Saturn, “the gas planet,” is composed of 96 percent hydrogen and four percent helium. But it's 100 percent my favorite planet!
Galileo Galilei first discovered Saturn in 1610. He described its rings as “handles.” Conveniently, Dutch mathematician Christiaan Huygens also reported seeing Saturn, which he once described as having “a thin flat ring which nowhere touches the body.”
Though all gaseous planets have rings, Saturn's are by far the most recognizable. Unlike the other 'gas giants,' Saturn is visible from Earth's surface. This large planet is nine times the size of Earth.
Saturn’s rings consist of ice chunks, countless molecules, rock chunks, and space dust. They are brighter than the rings of other planets because they are tipped toward Earth.

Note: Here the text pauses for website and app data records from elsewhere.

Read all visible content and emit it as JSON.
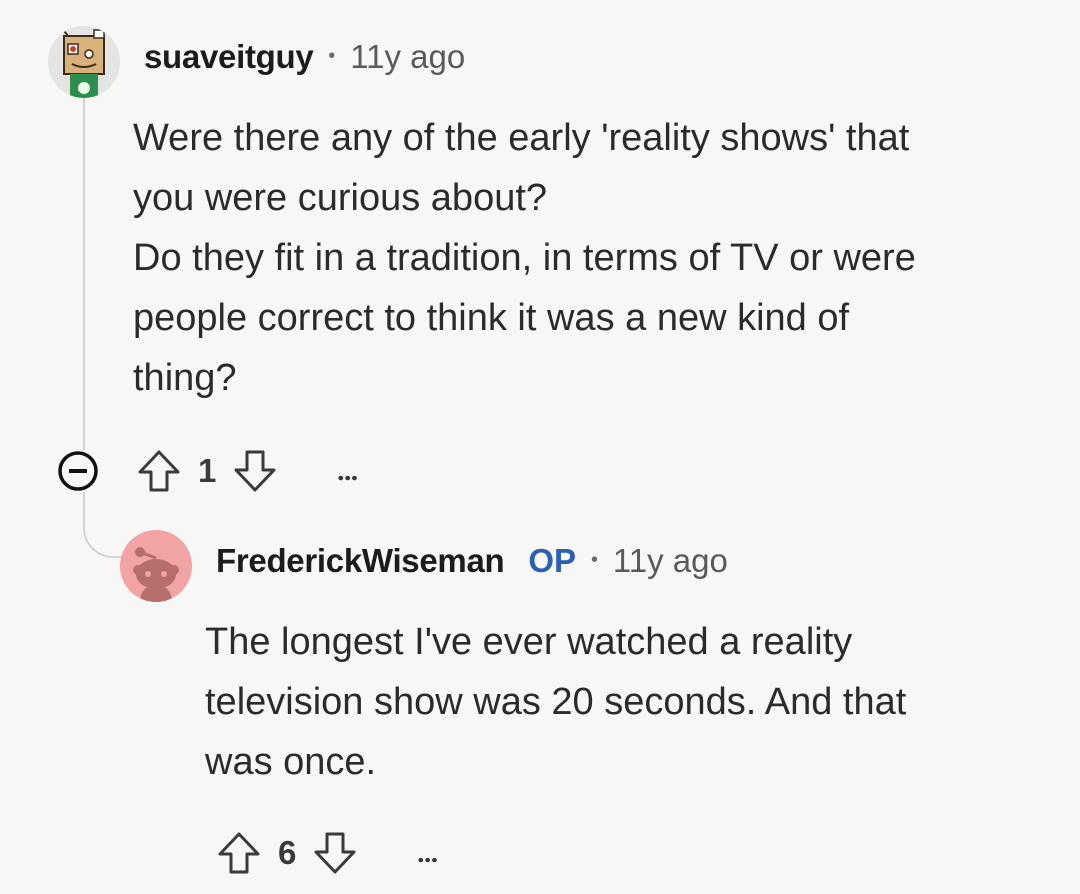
{
  "comments": [
    {
      "username": "suaveitguy",
      "age": "11y ago",
      "avatar_icon": "snoo-boxhead-avatar-icon",
      "body_lines": [
        "Were there any of the early 'reality shows' that",
        "you were curious about?",
        "Do they fit in a tradition, in terms of TV or were",
        "people correct to think it was a new kind of",
        "thing?"
      ],
      "score": "1",
      "more": "…"
    },
    {
      "username": "FrederickWiseman",
      "op_badge": "OP",
      "age": "11y ago",
      "avatar_icon": "default-snoo-avatar-icon",
      "body_lines": [
        "The longest I've ever watched a reality",
        "television show was 20 seconds. And that",
        "was once."
      ],
      "score": "6",
      "more": "…"
    }
  ],
  "separator": "•",
  "colors": {
    "background": "#f7f7f7",
    "op_badge": "#2b5fb3",
    "thread_line": "#d4d4d4",
    "avatar2_bg": "#f2a4a4"
  }
}
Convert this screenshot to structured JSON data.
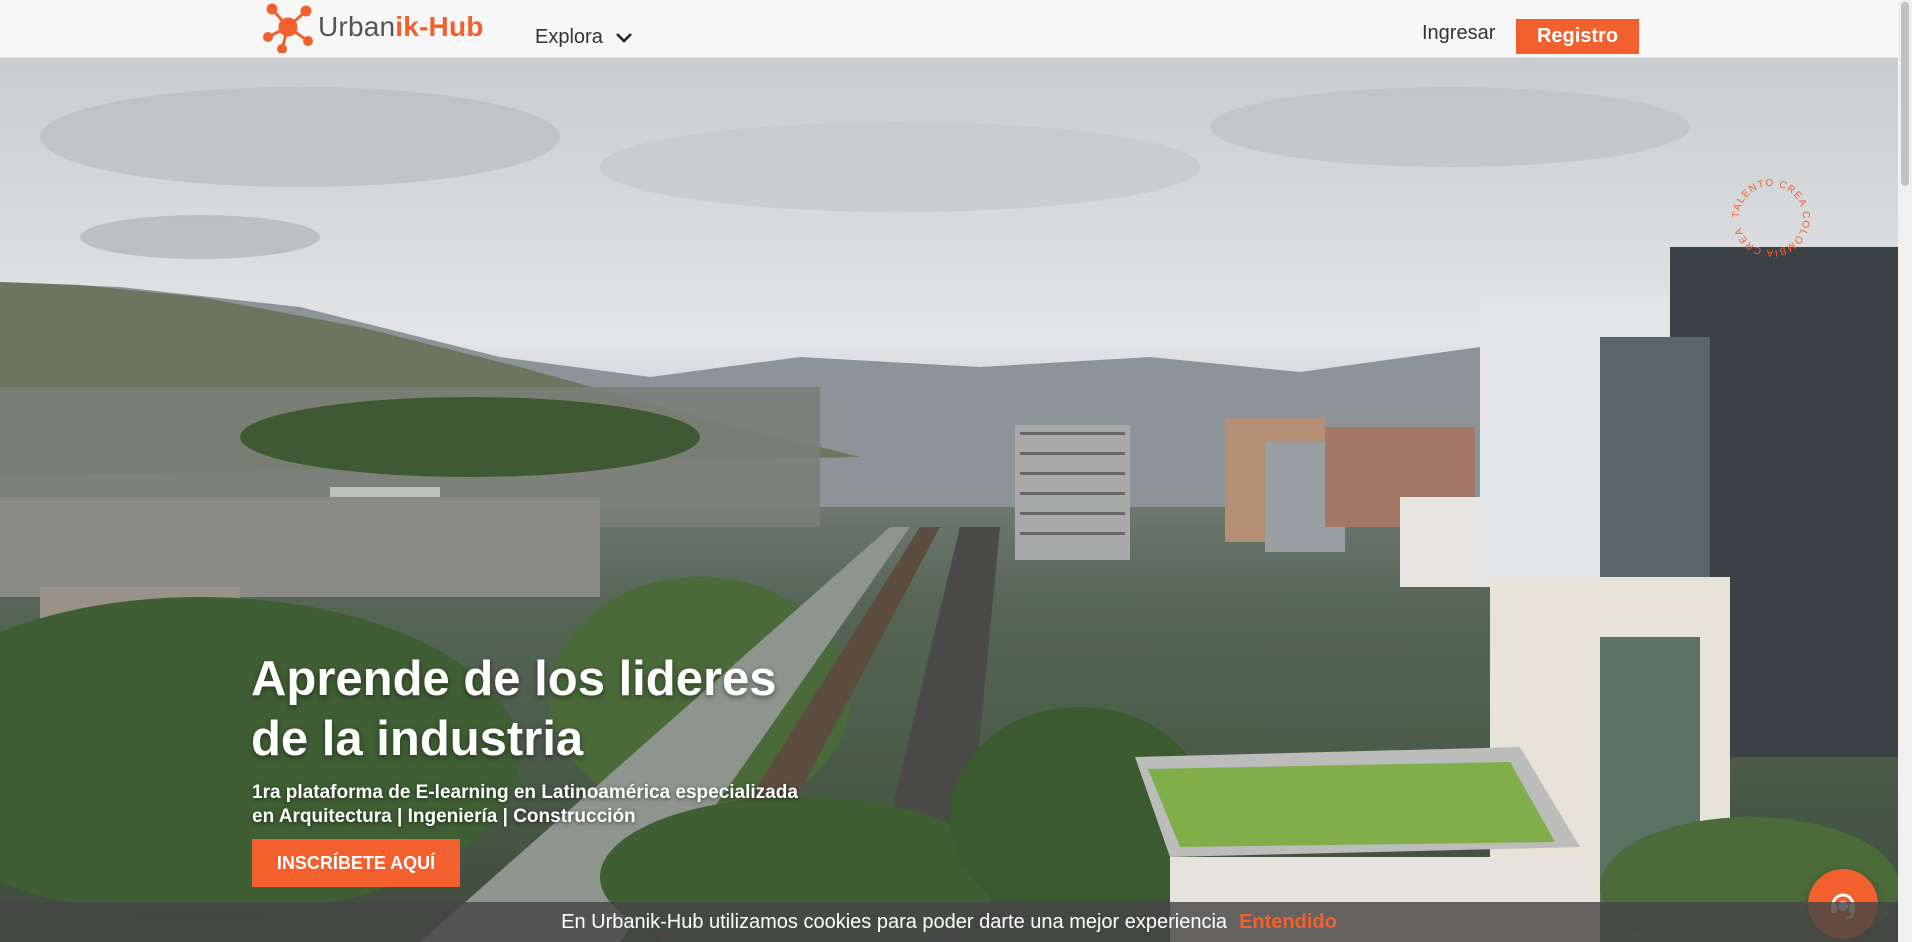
{
  "header": {
    "logo_part1": "Urban",
    "logo_part2": "ik-Hub",
    "explora_label": "Explora",
    "ingresar_label": "Ingresar",
    "registro_label": "Registro"
  },
  "hero": {
    "badge_text": "TALENTO CREA COLOMBIA CREA ",
    "title_line1": "Aprende de los lideres",
    "title_line2": "de la industria",
    "subtitle_line1": "1ra plataforma de E-learning en Latinoamérica especializada",
    "subtitle_line2": "en Arquitectura | Ingeniería | Construcción",
    "cta_label": "INSCRÍBETE AQUÍ"
  },
  "cookie_bar": {
    "message": "En Urbanik-Hub utilizamos cookies para poder darte una mejor experiencia",
    "accept_label": "Entendido"
  },
  "colors": {
    "accent": "#f2602e",
    "header_bg": "#f7f7f7",
    "cookie_bg": "#464646"
  },
  "icons": {
    "logo": "molecule-logo-icon",
    "explora": "chevron-down-icon",
    "help": "headset-support-icon"
  }
}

Saturn is located between Jupiter and Neptune, and the planet's diameter is 120,000 kilometers. It has a density of 0.69 grams cubic altimeters, which is less than water. Saturn’s surface is -178 degrees Celsius and its orbital distance from Earth is 1.3 billion kilometers.
Saturn is made up of three main layers: the outer mantle, core, and inner mantle. Each layer is composed of hydrogen-rich compounds, like ammonia ice, ammonium hydrosulfide ice, and water ice. Saturn's outer layer is composed of hydrogen gas that has been pressured into liquid hydrogen. Its core is made of solid ice and is 11,700 degrees Celcius. Saturn's inner mantle is primarily made of metallic hydrogen, which cannot be found on Earth because it forms in space due to high pressure. To wrap it all up, the outer shell of Saturn is made of a thick layer of ice.
Saturn is an awesome planet for many reasons, especially because of its history and how unique it is in comparison to other planets.
[Sources: Atlas of the Universe; NASA]